While I was at it, I brought up Twitter on my BlackBerry so I could read Rob Pegoraro's live Tweets
of the event. Rob was only about three miles away, feeling the blast
and hearing the overwhelming sound that constitutes a launch into space.
Later, after Endeavour achieved orbit, I learned of an unexpected first after all of these years of Shuttle launches. Stefanie Gordon, a New Jersey blogger, happened to be in the right place at the right time, and caught the launch on her way to Florida from the window of an airliner. I know that this isn't the first time that a Shuttle launch was seen from an airliner, but as far as I know, it's the first time someone saw it, took the photo on a smartphone, and then Tweeted the photo. Oh, and she shot video, too.
There are plenty of things to make you feel good about the launch. Congresswoman Gabrielle Giffords got out of her rehabilitation hospital in Houston long enough to sit atop an observation building at the Kennedy Space Center and watch the Shuttle, commanded by Navy Captain- and Gifford's husband Mark Kelly break the surly bonds of Earth one last time. "Good stuff, good stuff," the Associated Press is reporting that she said, once things quieted down enough to hear anything.
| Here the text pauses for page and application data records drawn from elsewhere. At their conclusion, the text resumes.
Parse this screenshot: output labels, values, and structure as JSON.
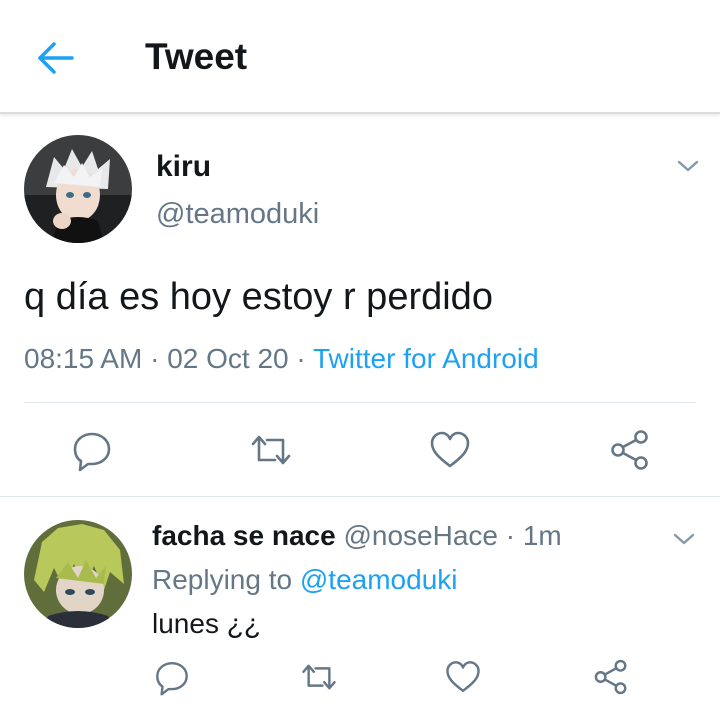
{
  "header": {
    "title": "Tweet",
    "back_icon": "arrow-left-icon"
  },
  "colors": {
    "accent": "#1da1f2",
    "secondary_text": "#657786",
    "primary_text": "#14171a",
    "divider": "#e1e8ed"
  },
  "tweet": {
    "author_name": "kiru",
    "author_handle": "@teamoduki",
    "text": "q día es hoy estoy r perdido",
    "time": "08:15 AM",
    "date": "02 Oct 20",
    "separator": "·",
    "source": "Twitter for Android",
    "actions": [
      "reply-icon",
      "retweet-icon",
      "like-icon",
      "share-icon"
    ]
  },
  "reply": {
    "author_name": "facha se nace",
    "author_handle": "@noseHace",
    "separator": "·",
    "time_ago": "1m",
    "replying_prefix": "Replying to",
    "replying_to": "@teamoduki",
    "text": "lunes ¿¿",
    "actions": [
      "reply-icon",
      "retweet-icon",
      "like-icon",
      "share-icon"
    ]
  }
}
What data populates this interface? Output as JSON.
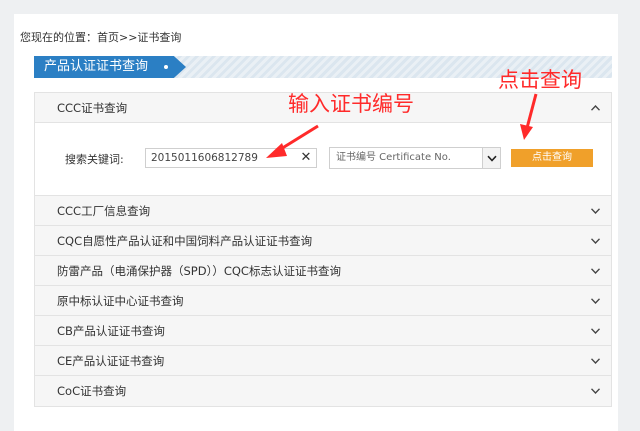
{
  "breadcrumb": "您现在的位置：首页>>证书查询",
  "section_title": "产品认证证书查询",
  "panels": [
    {
      "label": "CCC证书查询",
      "expanded": true
    },
    {
      "label": "CCC工厂信息查询"
    },
    {
      "label": "CQC自愿性产品认证和中国饲料产品认证证书查询"
    },
    {
      "label": "防雷产品（电涌保护器（SPD））CQC标志认证证书查询"
    },
    {
      "label": "原中标认证中心证书查询"
    },
    {
      "label": "CB产品认证证书查询"
    },
    {
      "label": "CE产品认证证书查询"
    },
    {
      "label": "CoC证书查询"
    }
  ],
  "search": {
    "label": "搜索关键词:",
    "value": "2015011606812789",
    "select_value": "证书编号 Certificate No.",
    "button": "点击查询"
  },
  "annotations": {
    "input_hint": "输入证书编号",
    "click_hint": "点击查询"
  },
  "colors": {
    "accent_blue": "#2b7fc4",
    "button_orange": "#f0a02a",
    "annotation_red": "#ff2a2a"
  }
}
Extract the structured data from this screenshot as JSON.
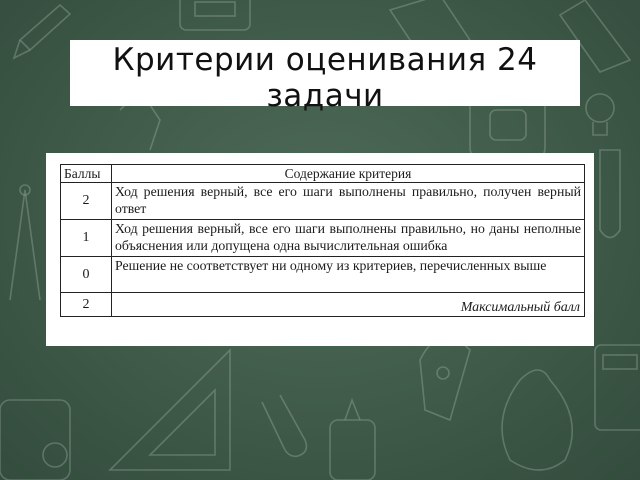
{
  "slide": {
    "title": "Критерии оценивания 24 задачи"
  },
  "table": {
    "header": {
      "score": "Баллы",
      "criterion": "Содержание критерия"
    },
    "rows": [
      {
        "score": "2",
        "text": "Ход решения верный, все его шаги выполнены правильно, получен верный ответ"
      },
      {
        "score": "1",
        "text": "Ход решения верный, все его шаги выполнены правильно, но даны неполные объяснения или допущена одна вычислительная ошибка"
      },
      {
        "score": "0",
        "text": "Решение не соответствует ни одному из критериев, перечисленных выше"
      }
    ],
    "max_row": {
      "score": "2",
      "label": "Максимальный балл"
    }
  }
}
Endeavour is carrying a supercooled magnetic tunnel called the Alpha Magnetic Spectrometer that might or might not provide a breakthrough in particle physics. It's carrying prototypes for tiny satellites that would be blown around by the solar wind and return information about the solar system. The prototypes will live on the outside of the Space Station.
I could go on for pages about the science that's being done by Endeavour and its crew. Some of those experiments, like the tiny satellites, could be done by anything that can reach the Space Station, but others, such as the AMS, require the Shuttle. Once the Shuttle is gone, there will be no means of lifting those heavy payloads, at least for now. Unfortunately, the Shuttle has been killed-and right now there's no replacement.